Monday, January 3, 2011
This "Spotlight Lick" is brought to you by local guitar guru Bruce Pennington. He has been a top guitar player in Augusta for a good time. He has played in local bands like Catboy, Hunter and Captain Trips, to name a few. He is a master of technique and is a very well versed guitar player. He came to me with a F# minor pentatonic lick. The lick involves string skipping and wide stretches. The idea is to go up and comeback down backwards. You can pick every note or use hammer ons going up and pull offs coming back. Practice it slowly and cleanly at first, making sure you hear the notes and are not sloppy. Once you get moving on this thing you will love it!!! Thanks Bruce!!!
Saturday, January 1, 2011
This edition of "Student Spotlight" is on 12 year old, 7th grader, Chris Marks. Chris attends school at Davidson Fine Arts Academy. Chris plays drums, guitar, bass and piano. He is well seasoned for a musician of all of 12 years old. He has been playing cello for many years. He got into music at around the ripe old age of 7 years.

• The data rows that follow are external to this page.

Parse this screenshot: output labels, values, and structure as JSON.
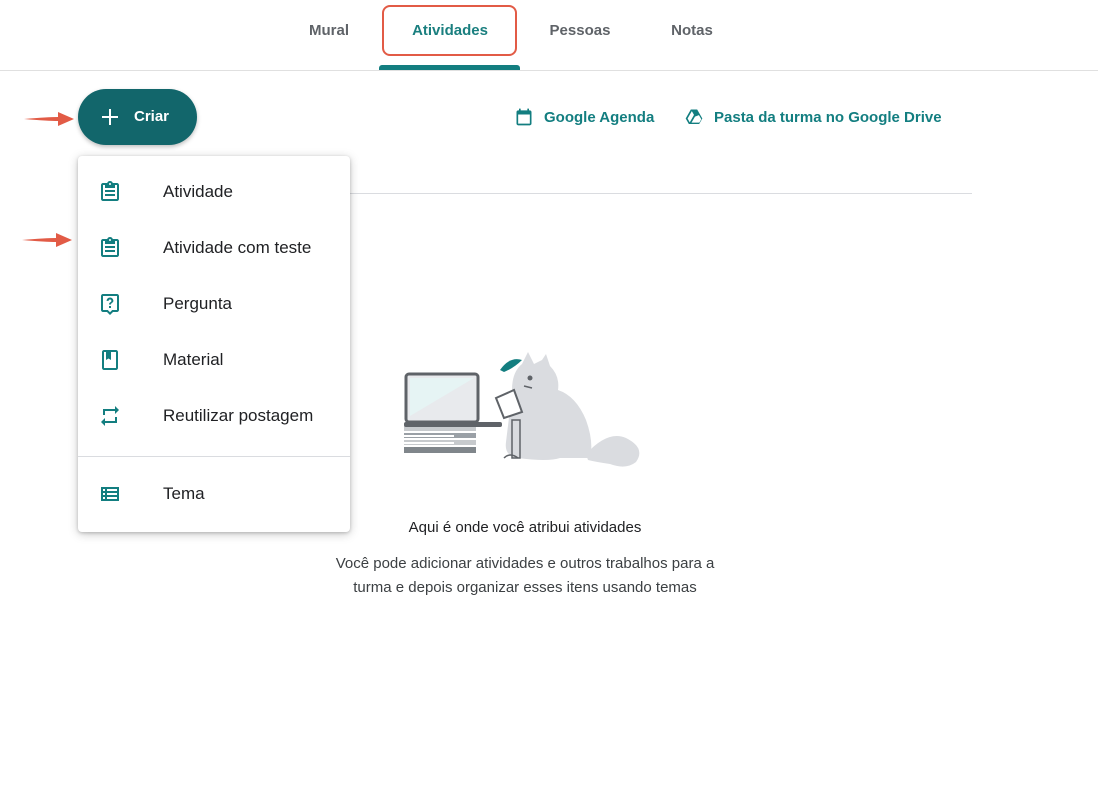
{
  "tabs": [
    {
      "label": "Mural",
      "active": false
    },
    {
      "label": "Atividades",
      "active": true
    },
    {
      "label": "Pessoas",
      "active": false
    },
    {
      "label": "Notas",
      "active": false
    }
  ],
  "create_button": {
    "label": "Criar",
    "icon": "plus-icon"
  },
  "links": {
    "agenda": {
      "label": "Google Agenda",
      "icon": "calendar-icon"
    },
    "drive": {
      "label": "Pasta da turma no Google Drive",
      "icon": "drive-icon"
    }
  },
  "menu": {
    "items": [
      {
        "label": "Atividade",
        "icon": "assignment-icon"
      },
      {
        "label": "Atividade com teste",
        "icon": "quiz-assignment-icon"
      },
      {
        "label": "Pergunta",
        "icon": "question-icon"
      },
      {
        "label": "Material",
        "icon": "material-icon"
      },
      {
        "label": "Reutilizar postagem",
        "icon": "reuse-icon"
      }
    ],
    "topic": {
      "label": "Tema",
      "icon": "topic-icon"
    }
  },
  "empty_state": {
    "title": "Aqui é onde você atribui atividades",
    "description": "Você pode adicionar atividades e outros trabalhos para a turma e depois organizar esses itens usando temas"
  },
  "colors": {
    "accent": "#137e80",
    "create_button": "#12666b",
    "highlight": "#e25b46"
  }
}
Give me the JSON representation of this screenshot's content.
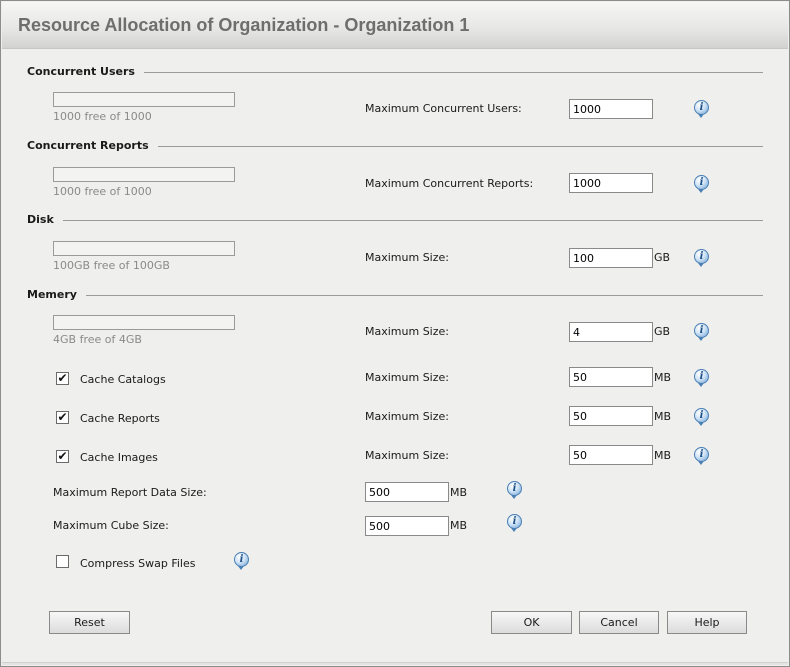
{
  "title": "Resource Allocation of Organization - Organization 1",
  "sections": {
    "concurrent_users": {
      "title": "Concurrent Users",
      "usage_fraction": 0,
      "free_text": "1000 free of 1000",
      "label": "Maximum Concurrent Users:",
      "value": "1000"
    },
    "concurrent_reports": {
      "title": "Concurrent Reports",
      "usage_fraction": 0,
      "free_text": "1000 free of 1000",
      "label": "Maximum Concurrent Reports:",
      "value": "1000"
    },
    "disk": {
      "title": "Disk",
      "usage_fraction": 0,
      "free_text": "100GB free of 100GB",
      "label": "Maximum Size:",
      "value": "100",
      "unit": "GB"
    },
    "memory": {
      "title": "Memery",
      "usage_fraction": 0,
      "free_text": "4GB free of 4GB",
      "label": "Maximum Size:",
      "value": "4",
      "unit": "GB",
      "cache_catalogs": {
        "label": "Cache Catalogs",
        "checked": true,
        "size_label": "Maximum Size:",
        "value": "50",
        "unit": "MB"
      },
      "cache_reports": {
        "label": "Cache Reports",
        "checked": true,
        "size_label": "Maximum Size:",
        "value": "50",
        "unit": "MB"
      },
      "cache_images": {
        "label": "Cache Images",
        "checked": true,
        "size_label": "Maximum Size:",
        "value": "50",
        "unit": "MB"
      },
      "max_report_data": {
        "label": "Maximum Report Data Size:",
        "value": "500",
        "unit": "MB"
      },
      "max_cube": {
        "label": "Maximum Cube Size:",
        "value": "500",
        "unit": "MB"
      },
      "compress_swap": {
        "label": "Compress Swap Files",
        "checked": false
      }
    }
  },
  "info_icon_glyph": "i",
  "check_glyph": "✔",
  "buttons": {
    "reset": "Reset",
    "ok": "OK",
    "cancel": "Cancel",
    "help": "Help"
  }
}
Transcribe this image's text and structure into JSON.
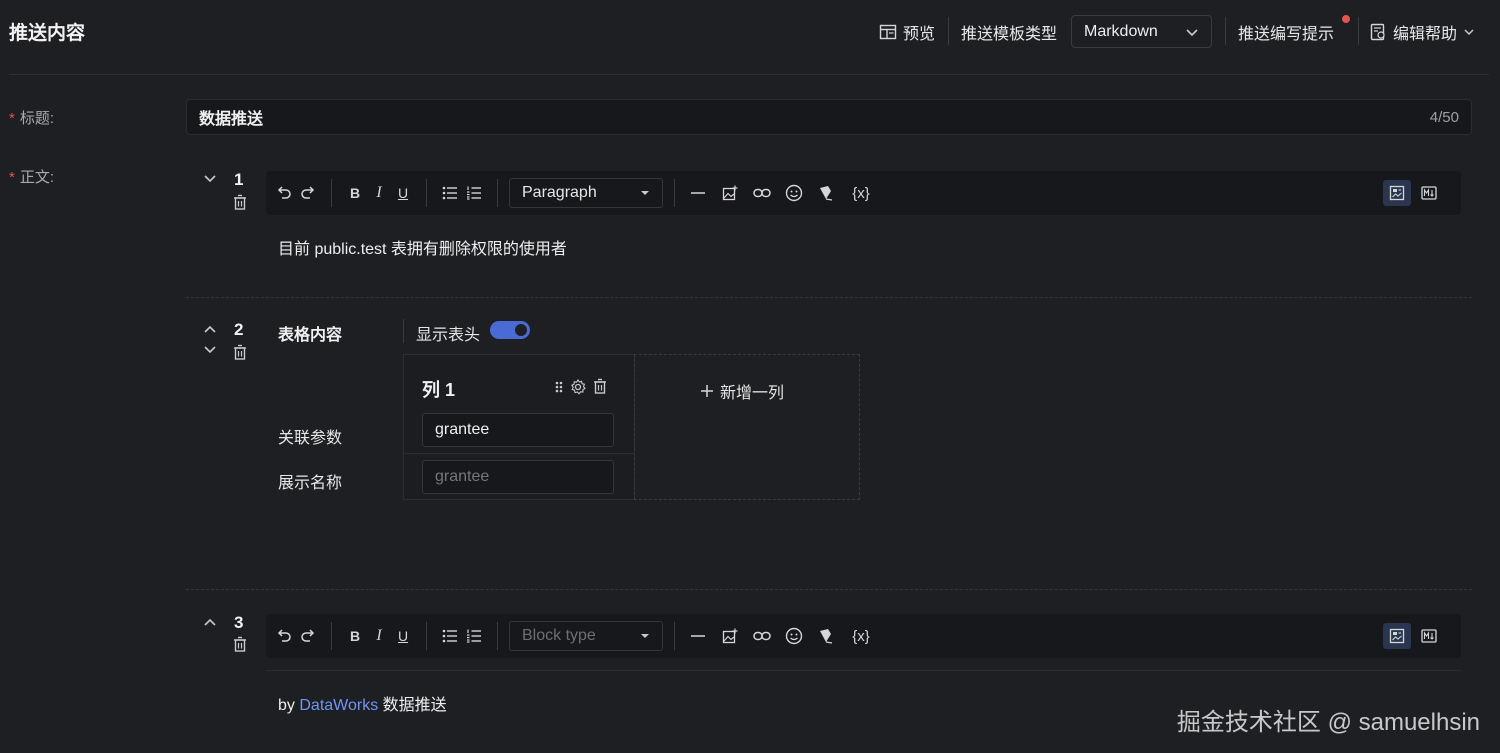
{
  "header": {
    "title": "推送内容",
    "preview_label": "预览",
    "template_type_label": "推送模板类型",
    "template_type_value": "Markdown",
    "writing_tips_label": "推送编写提示",
    "edit_help_label": "编辑帮助"
  },
  "form": {
    "title_label": "标题:",
    "title_value": "数据推送",
    "title_counter": "4/50",
    "body_label": "正文:"
  },
  "blocks": [
    {
      "number": "1",
      "block_type": "Paragraph",
      "content": "目前 public.test 表拥有删除权限的使用者"
    },
    {
      "number": "2",
      "table_title": "表格内容",
      "show_header_label": "显示表头",
      "show_header_on": true,
      "column_title": "列 1",
      "param_label": "关联参数",
      "param_value": "grantee",
      "display_label": "展示名称",
      "display_placeholder": "grantee",
      "add_column_label": "新增一列"
    },
    {
      "number": "3",
      "block_type_placeholder": "Block type",
      "content_prefix": "by",
      "content_link": "DataWorks",
      "content_suffix": "数据推送"
    }
  ],
  "toolbar": {
    "variable_label": "{x}"
  },
  "watermark": "掘金技术社区 @ samuelhsin",
  "colors": {
    "background": "#1e1f23",
    "accent": "#4a6bd6",
    "required": "#e0554d",
    "link": "#6f95f2"
  }
}
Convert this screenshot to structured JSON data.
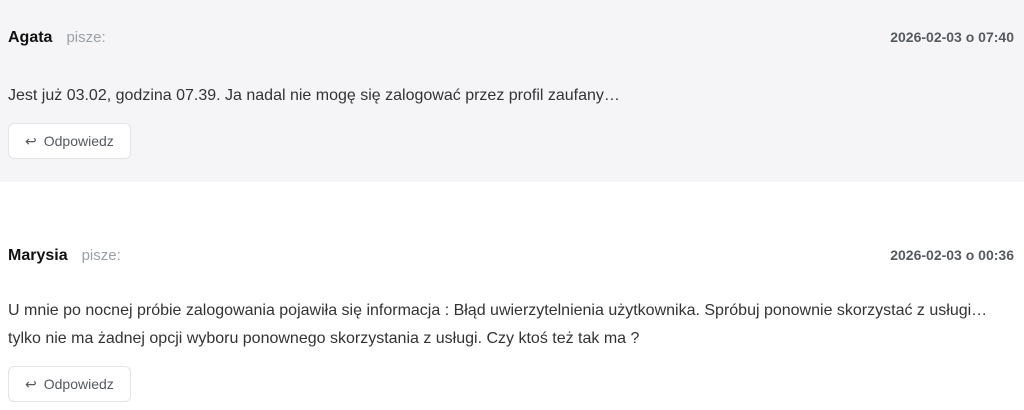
{
  "comments": [
    {
      "author": "Agata",
      "writes_label": "pisze:",
      "date": "2026-02-03 o 07:40",
      "text": "Jest już 03.02, godzina 07.39. Ja nadal nie mogę się zalogować przez profil zaufany…",
      "reply_label": "Odpowiedz",
      "reply_icon": "reply-arrow-icon"
    },
    {
      "author": "Marysia",
      "writes_label": "pisze:",
      "date": "2026-02-03 o 00:36",
      "text": "U mnie po nocnej próbie zalogowania pojawiła się informacja : Błąd uwierzytelnienia użytkownika. Spróbuj ponownie skorzystać z usługi… tylko nie ma żadnej opcji wyboru ponownego skorzystania z usługi. Czy ktoś też tak ma ?",
      "reply_label": "Odpowiedz",
      "reply_icon": "reply-arrow-icon"
    }
  ],
  "colors": {
    "shaded_background": "#f5f5f7",
    "author_text": "#111111",
    "muted_text": "#9aa0a8"
  }
}
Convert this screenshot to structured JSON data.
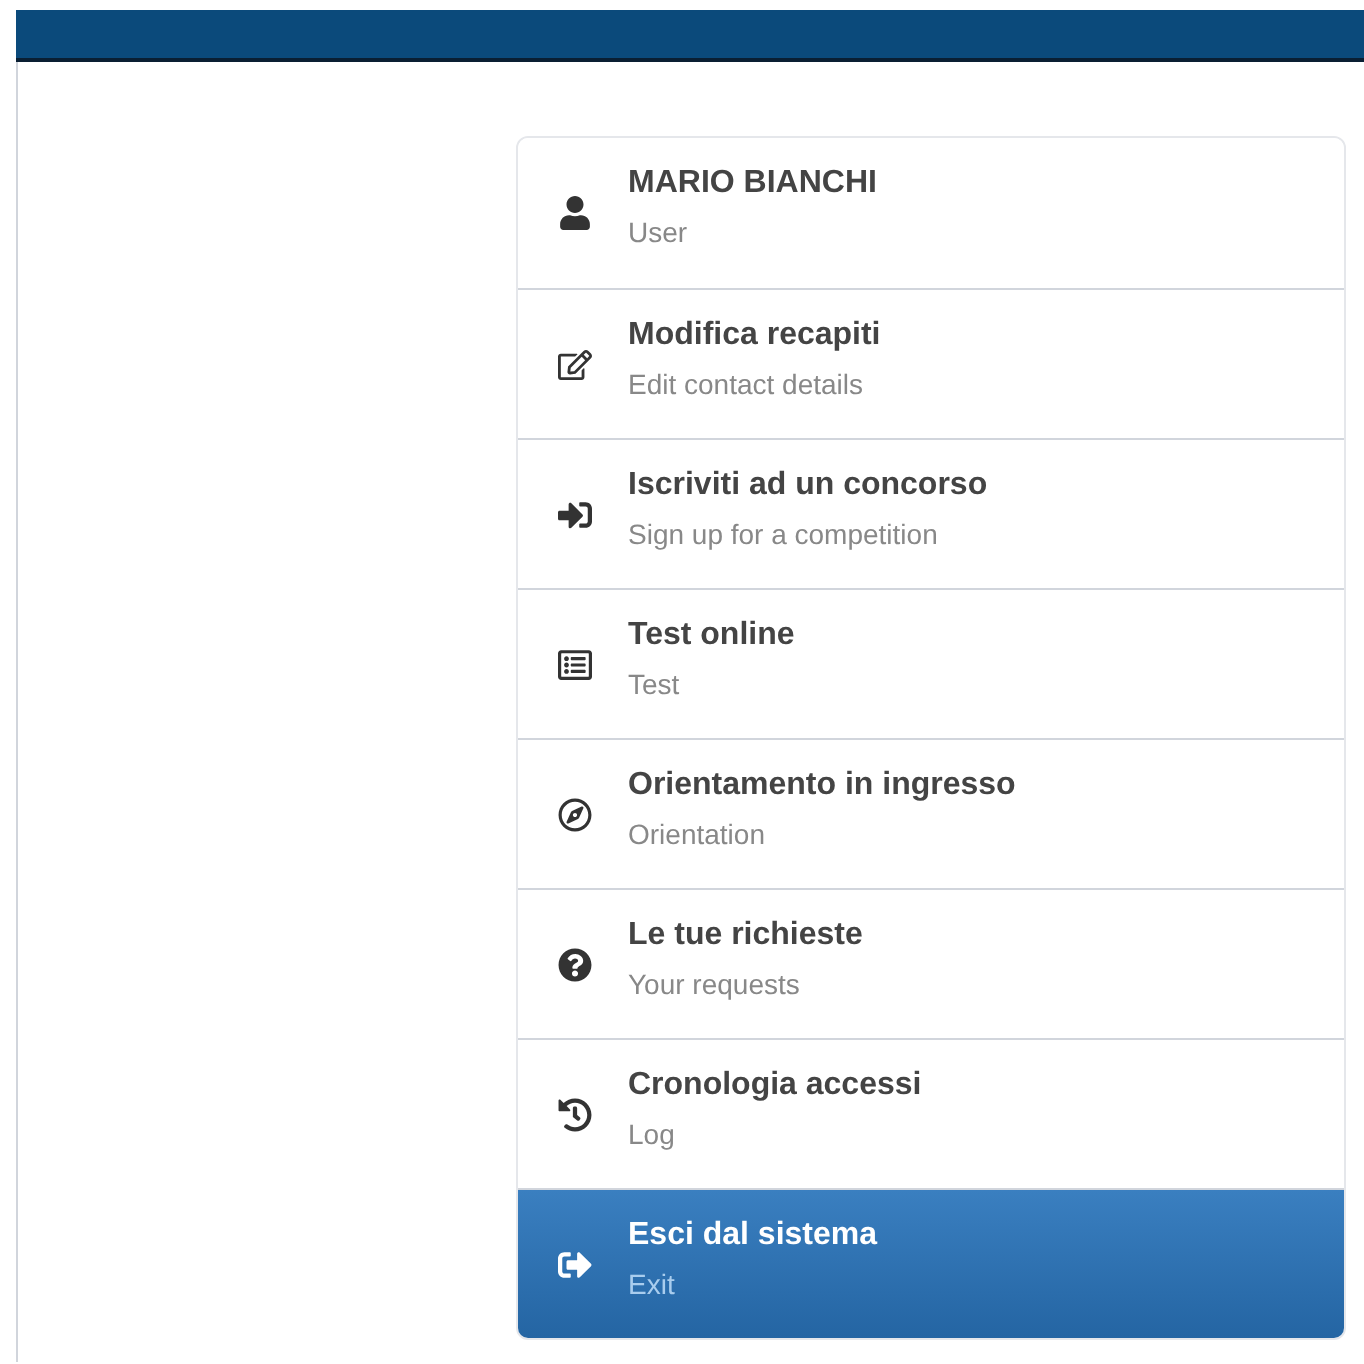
{
  "menu": [
    {
      "kind": "user",
      "title": "MARIO BIANCHI",
      "subtitle": "User",
      "selected": false
    },
    {
      "kind": "edit",
      "title": "Modifica recapiti",
      "subtitle": "Edit contact details",
      "selected": false
    },
    {
      "kind": "signin",
      "title": "Iscriviti ad un concorso",
      "subtitle": "Sign up for a competition",
      "selected": false
    },
    {
      "kind": "test",
      "title": "Test online",
      "subtitle": "Test",
      "selected": false
    },
    {
      "kind": "compass",
      "title": "Orientamento in ingresso",
      "subtitle": "Orientation",
      "selected": false
    },
    {
      "kind": "question",
      "title": "Le tue richieste",
      "subtitle": "Your requests",
      "selected": false
    },
    {
      "kind": "history",
      "title": "Cronologia accessi",
      "subtitle": "Log",
      "selected": false
    },
    {
      "kind": "signout",
      "title": "Esci dal sistema",
      "subtitle": "Exit",
      "selected": true
    }
  ]
}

He wanted to play guitar at that age but to prove his interest in playing guitar his mom made him start on piano first. He did the piano for a couple years and his mom and dad got him a guitar along the way. He started teaching himself from various websites and youtube. A couple of years later he started getting his first guitar lessons. While he was taking guitar lessons, and cello at school, he also started taking drum lessons. From what i hear he can play drums good too. He says he has a "somewhat" musical family. He has a brother who is a very promising drummer ( who takes lessons at Rock Bottom) and a Grandfather who also played the cello. While his parents are not musicians themselves, they provide all the support and encouragement a kid could want in a parent. They also have a great taste in music, LOL! Chris's dream guitar would be a Gibson Les Paul Custom. If he could play anywhere it would be the world famous Staples Center, located in Los Angeles California. If he was in a band and could be the opening act for any band in history it would be Guns & Roses. He cites Guns and Roses and Led Zeppelin as his favorite bands. His favorite guitar player is Led Zeps Jimmy Page because he likes his style. If he could be one guitarist for aday it would be Eddie Van Halen. Who wouldn't want to play those songs with Van Halen????? Where does Chris see himself musically in the next five years? He sees himself preparing to go to a good music school to study the cello. He site his improvement in technique as one of the biggest and best things he has taken from my lessons so far. The silliest thing on his Ipod? Techno music, he says his brother loaded it on there. Chris Marks has the ability the become a professional musician and play at the national level in the coming years. I am very pleased with his work ethic. If he chooses that path he very well could become huge. He can play things you don't expect from a 12 year old. If he practices and puts the dedication of a champion in, he will become one. He, as well as all my students who choose this path, will get everything I can do to help them achieve that. Keep your eyes and ears ready to hear Chris as he evolves as a musician. Here is to you Chris......Keep Rockin.....Keep Playing......and Keep Having Fun!!!!